I sometimes call myself a late-blooming author. I raised my kids as a single mom, taught English and writing to high school students for more than twenty years, wrote late at night in little scraps of time I could steal. I retired to do what I’d always wanted to do–write fiction.

Now I have a collection of short stories to show for it–Crosscurrents and Other Stories–and last year, I was a Mississippi Arts Commission Literary Fellow. I’ve published stories in some good places. “Mating,” a short story, won the Prime Number/Press 53 Short Story Award in 2014. I’m working on another book, a contemporary novel this time, that nags and niggles away at me, keeping me awake nights, with a main character who will not let me go.

I write because I love to do it. Well, that’s not quite true: sometimes I hate it, but I can’t not do it. Maybe I should be satisfied with writing good short stories, keeping up this blog, taking a great workshop now and then, publishing some.

But you know, I want the dream.

So Dream Agent, if you’re out there–and I know you are–how about giving me that call? I’m here. I’ll answer. I’ll work hard. I’ll give you the best book I possibly can.

Sincerely,

Gerry Wilson

phone: xxx-xxx-xxxx

*The “new elements” are the epistolary style and, well, a little humor!

Challenge: Are you searching for an agent? Do you have any tips you would like to share here?

 

 

Blogging 101: Starting New

And why, you may ask–when this blog will celebrate its fifth anniversary in the spring of 2016–would I tackle WordPress’s “Blogging 101” course to start the new year?

The answer? It’s an opportunity to re-visit this blog, to learn some new tricks, and to make these pages stronger and more appealing.

So I thought, Why not?

Because Poor Blog: I have to confess she’s been neglected lately, even after the publication of my short story collection, Crosscurrents and Other Stories. Maintaining the blog is more important than ever, but there are all those other things you have to do when you publish a book, especially  when you publish with a small press, even a really good one like Press 53. You don’t have a publicist, and nobody is handling your marketing or setting up events. (For more on this, see “Great Expectations: Ten Things to Expect When You Launch Your Book.” ) It’s all exciting and fun, but it’s a lot of work.
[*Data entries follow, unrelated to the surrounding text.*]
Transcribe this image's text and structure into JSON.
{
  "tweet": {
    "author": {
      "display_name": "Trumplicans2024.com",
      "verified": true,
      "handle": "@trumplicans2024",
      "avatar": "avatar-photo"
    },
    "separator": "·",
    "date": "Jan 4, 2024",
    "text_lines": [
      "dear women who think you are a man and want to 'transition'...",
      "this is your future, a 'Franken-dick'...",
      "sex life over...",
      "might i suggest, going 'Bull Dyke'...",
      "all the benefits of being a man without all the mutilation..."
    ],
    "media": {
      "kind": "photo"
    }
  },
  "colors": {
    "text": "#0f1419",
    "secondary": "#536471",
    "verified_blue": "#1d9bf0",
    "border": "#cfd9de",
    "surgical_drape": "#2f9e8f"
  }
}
createstone
Create / Gerry Wilson

And to tell you the truth, the blog was feeling stale. It had become a chore. This blog began in response to a challenge, so I thought maybe a new challenge is what it needs–what I need–to re-engage and find new and refreshing ways to engage you, the reader.

The first assignment for “Blogging 101” is to write this post and think about why I’m here. “Blogging 101” suggests that if I’ve been blogging for a while, now is a good time to re-examine my motives. Here are the suggested questions to address:

  • Why are you blogging publicly, rather than keeping a personal journal?
  • What topics do you think you’ll write about?
  • Who would you love to connect with via your blog?
  • If you blog successfully throughout the next year, what would you hope to have accomplished?

Here goes:

I’m blogging publicly because 1) I don’t enjoy talking (writing) to myself so much;  2) I have something to say; and 3) I want to create a platform for my book and whatever comes after it.

Scraps / Gerry Wilson
Scraps / Gerry Wilson

What will I write about? Certainly some of the same things I’ve written about before: personal experiences,  memories, writing about writing. I will seldom wax political here, not because I don’t have strong opinions, but that’s not the focus of the blog. That won’t change. And maybe there’s something new, something I haven’t explored yet.

I want to connect with anyone who shares my love of books and writing and, well, life.

What do I hope to accomplish? On a practical level, a blog calendar I can stick with and manage without feeling overwhelmed. I’d love a revamped theme/style. I want connection. I want growth.

So here it is: #1 post for “Blogging 101.” The old hand, trying something new. We’ll see how long I last. Hoping for good things!